• _TRY IT_
Please return every line in the entries below with the word "Basic" in it.

Segment Start: EXCERPTED DATA

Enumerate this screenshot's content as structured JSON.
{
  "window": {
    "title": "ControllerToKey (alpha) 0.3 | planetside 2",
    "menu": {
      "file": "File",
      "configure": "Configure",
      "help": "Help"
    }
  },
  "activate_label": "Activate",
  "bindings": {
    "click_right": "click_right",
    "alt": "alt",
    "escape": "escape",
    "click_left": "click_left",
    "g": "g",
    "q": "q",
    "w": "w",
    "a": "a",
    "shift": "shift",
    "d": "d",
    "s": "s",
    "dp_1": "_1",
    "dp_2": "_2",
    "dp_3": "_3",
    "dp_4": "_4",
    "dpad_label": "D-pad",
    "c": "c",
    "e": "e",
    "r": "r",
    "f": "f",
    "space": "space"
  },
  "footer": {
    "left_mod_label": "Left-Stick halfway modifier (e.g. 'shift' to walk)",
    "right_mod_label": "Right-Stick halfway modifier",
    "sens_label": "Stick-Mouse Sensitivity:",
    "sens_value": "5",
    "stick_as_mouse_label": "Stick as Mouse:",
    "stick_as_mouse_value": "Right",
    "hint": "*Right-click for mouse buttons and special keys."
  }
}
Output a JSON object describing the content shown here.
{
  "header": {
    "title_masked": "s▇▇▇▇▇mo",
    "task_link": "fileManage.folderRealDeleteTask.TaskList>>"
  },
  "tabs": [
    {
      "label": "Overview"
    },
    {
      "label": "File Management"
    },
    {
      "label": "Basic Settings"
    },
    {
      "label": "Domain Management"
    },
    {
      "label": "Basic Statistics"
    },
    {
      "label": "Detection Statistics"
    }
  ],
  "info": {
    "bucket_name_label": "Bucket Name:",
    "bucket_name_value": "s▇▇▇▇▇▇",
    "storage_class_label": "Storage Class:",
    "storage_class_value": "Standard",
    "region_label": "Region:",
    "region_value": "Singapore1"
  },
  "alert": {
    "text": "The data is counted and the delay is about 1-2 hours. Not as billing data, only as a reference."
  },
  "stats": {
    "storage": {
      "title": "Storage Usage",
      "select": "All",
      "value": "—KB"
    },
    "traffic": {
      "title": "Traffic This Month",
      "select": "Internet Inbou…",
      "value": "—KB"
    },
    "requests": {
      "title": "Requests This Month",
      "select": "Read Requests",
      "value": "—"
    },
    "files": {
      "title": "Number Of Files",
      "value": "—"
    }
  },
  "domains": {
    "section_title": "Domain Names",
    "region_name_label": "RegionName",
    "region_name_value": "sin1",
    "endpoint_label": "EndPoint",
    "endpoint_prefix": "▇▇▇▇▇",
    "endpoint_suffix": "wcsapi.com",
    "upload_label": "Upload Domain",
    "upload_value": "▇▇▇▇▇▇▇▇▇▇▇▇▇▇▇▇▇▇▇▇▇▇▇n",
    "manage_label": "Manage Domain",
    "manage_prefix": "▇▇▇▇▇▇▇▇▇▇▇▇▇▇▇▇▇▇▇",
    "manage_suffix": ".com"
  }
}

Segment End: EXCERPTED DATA

• _EXPECTED ANSWER_
      "label": "Basic Settings"
      "label": "Basic Statistics"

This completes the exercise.